EXERCISE DIRECTIONS
Print the entries below word for word; the pictures stay out of your copy.

[Opening AVAILABLE RECORDS section]

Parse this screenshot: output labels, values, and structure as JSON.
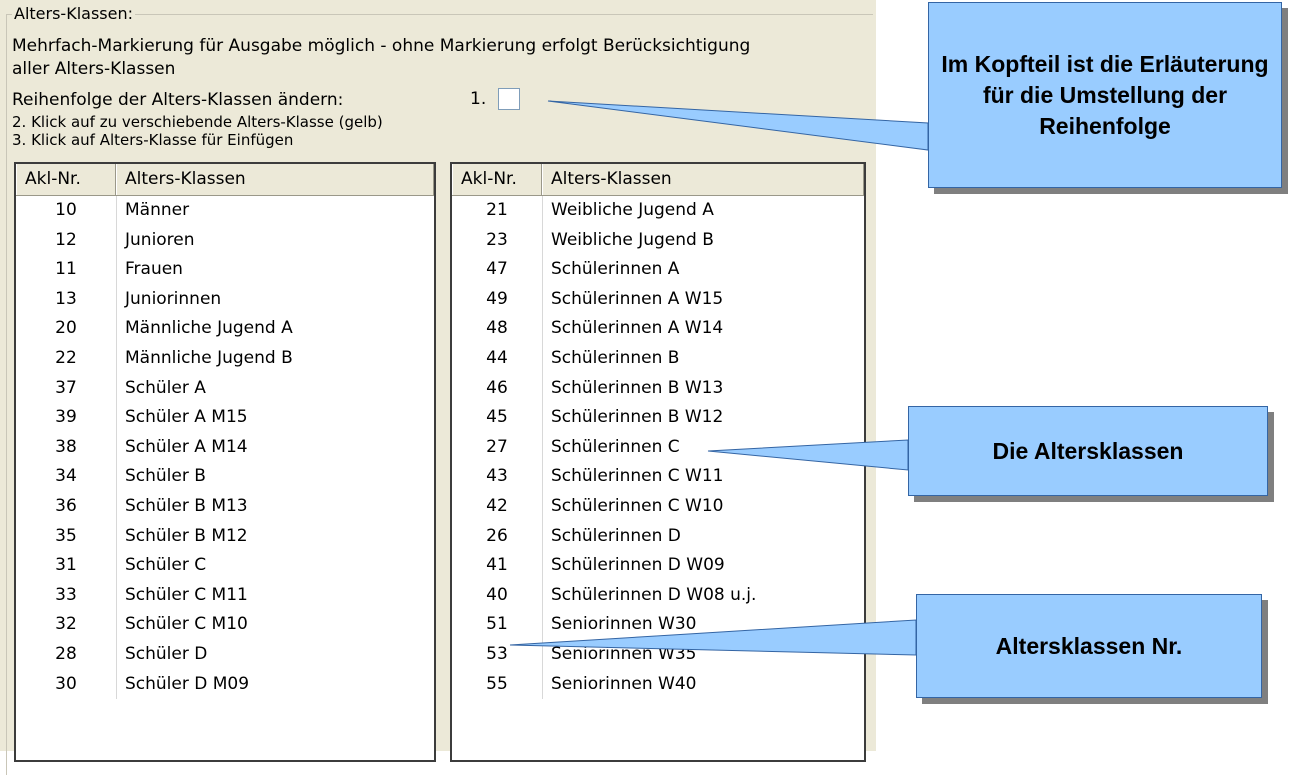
{
  "group": {
    "legend": "Alters-Klassen:",
    "hint_line1": "Mehrfach-Markierung für Ausgabe möglich - ohne Markierung erfolgt Berücksichtigung",
    "hint_line2": "aller Alters-Klassen",
    "reorder_label": "Reihenfolge der Alters-Klassen ändern:",
    "step1": "1.",
    "step2": " 2. Klick auf zu verschiebende Alters-Klasse (gelb)",
    "step3": " 3. Klick auf Alters-Klasse für Einfügen"
  },
  "left_list": {
    "headers": [
      "Akl-Nr.",
      "Alters-Klassen"
    ],
    "rows": [
      [
        "10",
        "Männer"
      ],
      [
        "12",
        "Junioren"
      ],
      [
        "11",
        "Frauen"
      ],
      [
        "13",
        "Juniorinnen"
      ],
      [
        "20",
        "Männliche Jugend A"
      ],
      [
        "22",
        "Männliche Jugend B"
      ],
      [
        "37",
        "Schüler A"
      ],
      [
        "39",
        "Schüler A  M15"
      ],
      [
        "38",
        "Schüler A  M14"
      ],
      [
        "34",
        "Schüler B"
      ],
      [
        "36",
        "Schüler B  M13"
      ],
      [
        "35",
        "Schüler B  M12"
      ],
      [
        "31",
        "Schüler C"
      ],
      [
        "33",
        "Schüler C  M11"
      ],
      [
        "32",
        "Schüler C  M10"
      ],
      [
        "28",
        "Schüler D"
      ],
      [
        "30",
        "Schüler D  M09"
      ]
    ]
  },
  "right_list": {
    "headers": [
      "Akl-Nr.",
      "Alters-Klassen"
    ],
    "rows": [
      [
        "21",
        "Weibliche Jugend A"
      ],
      [
        "23",
        "Weibliche Jugend B"
      ],
      [
        "47",
        "Schülerinnen A"
      ],
      [
        "49",
        "Schülerinnen A  W15"
      ],
      [
        "48",
        "Schülerinnen A  W14"
      ],
      [
        "44",
        "Schülerinnen B"
      ],
      [
        "46",
        "Schülerinnen B  W13"
      ],
      [
        "45",
        "Schülerinnen B  W12"
      ],
      [
        "27",
        "Schülerinnen C"
      ],
      [
        "43",
        "Schülerinnen C  W11"
      ],
      [
        "42",
        "Schülerinnen C  W10"
      ],
      [
        "26",
        "Schülerinnen D"
      ],
      [
        "41",
        "Schülerinnen D  W09"
      ],
      [
        "40",
        "Schülerinnen D  W08 u.j."
      ],
      [
        "51",
        "Seniorinnen W30"
      ],
      [
        "53",
        "Seniorinnen W35"
      ],
      [
        "55",
        "Seniorinnen W40"
      ]
    ]
  },
  "callouts": {
    "header_note": "Im Kopfteil ist die Erläuterung für die Umstellung der Reihenfolge",
    "classes_note": "Die Altersklassen",
    "number_note": "Altersklassen Nr."
  },
  "colors": {
    "panel": "#ece9d8",
    "callout_fill": "#99ccff",
    "callout_border": "#3465a4"
  }
}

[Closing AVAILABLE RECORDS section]

YOUR SOLUTION
Parse this screenshot: output labels, values, and structure as JSON.
{
  "group": {
    "legend": "Alters-Klassen:",
    "hint_line1": "Mehrfach-Markierung für Ausgabe möglich - ohne Markierung erfolgt Berücksichtigung",
    "hint_line2": "aller Alters-Klassen",
    "reorder_label": "Reihenfolge der Alters-Klassen ändern:",
    "step1": "1.",
    "step2": " 2. Klick auf zu verschiebende Alters-Klasse (gelb)",
    "step3": " 3. Klick auf Alters-Klasse für Einfügen"
  },
  "left_list": {
    "headers": [
      "Akl-Nr.",
      "Alters-Klassen"
    ],
    "rows": [
      [
        "10",
        "Männer"
      ],
      [
        "12",
        "Junioren"
      ],
      [
        "11",
        "Frauen"
      ],
      [
        "13",
        "Juniorinnen"
      ],
      [
        "20",
        "Männliche Jugend A"
      ],
      [
        "22",
        "Männliche Jugend B"
      ],
      [
        "37",
        "Schüler A"
      ],
      [
        "39",
        "Schüler A  M15"
      ],
      [
        "38",
        "Schüler A  M14"
      ],
      [
        "34",
        "Schüler B"
      ],
      [
        "36",
        "Schüler B  M13"
      ],
      [
        "35",
        "Schüler B  M12"
      ],
      [
        "31",
        "Schüler C"
      ],
      [
        "33",
        "Schüler C  M11"
      ],
      [
        "32",
        "Schüler C  M10"
      ],
      [
        "28",
        "Schüler D"
      ],
      [
        "30",
        "Schüler D  M09"
      ]
    ]
  },
  "right_list": {
    "headers": [
      "Akl-Nr.",
      "Alters-Klassen"
    ],
    "rows": [
      [
        "21",
        "Weibliche Jugend A"
      ],
      [
        "23",
        "Weibliche Jugend B"
      ],
      [
        "47",
        "Schülerinnen A"
      ],
      [
        "49",
        "Schülerinnen A  W15"
      ],
      [
        "48",
        "Schülerinnen A  W14"
      ],
      [
        "44",
        "Schülerinnen B"
      ],
      [
        "46",
        "Schülerinnen B  W13"
      ],
      [
        "45",
        "Schülerinnen B  W12"
      ],
      [
        "27",
        "Schülerinnen C"
      ],
      [
        "43",
        "Schülerinnen C  W11"
      ],
      [
        "42",
        "Schülerinnen C  W10"
      ],
      [
        "26",
        "Schülerinnen D"
      ],
      [
        "41",
        "Schülerinnen D  W09"
      ],
      [
        "40",
        "Schülerinnen D  W08 u.j."
      ],
      [
        "51",
        "Seniorinnen W30"
      ],
      [
        "53",
        "Seniorinnen W35"
      ],
      [
        "55",
        "Seniorinnen W40"
      ]
    ]
  },
  "callouts": {
    "header_note": "Im Kopfteil ist die Erläuterung für die Umstellung der Reihenfolge",
    "classes_note": "Die Altersklassen",
    "number_note": "Altersklassen Nr."
  },
  "colors": {
    "panel": "#ece9d8",
    "callout_fill": "#99ccff",
    "callout_border": "#3465a4"
  }
}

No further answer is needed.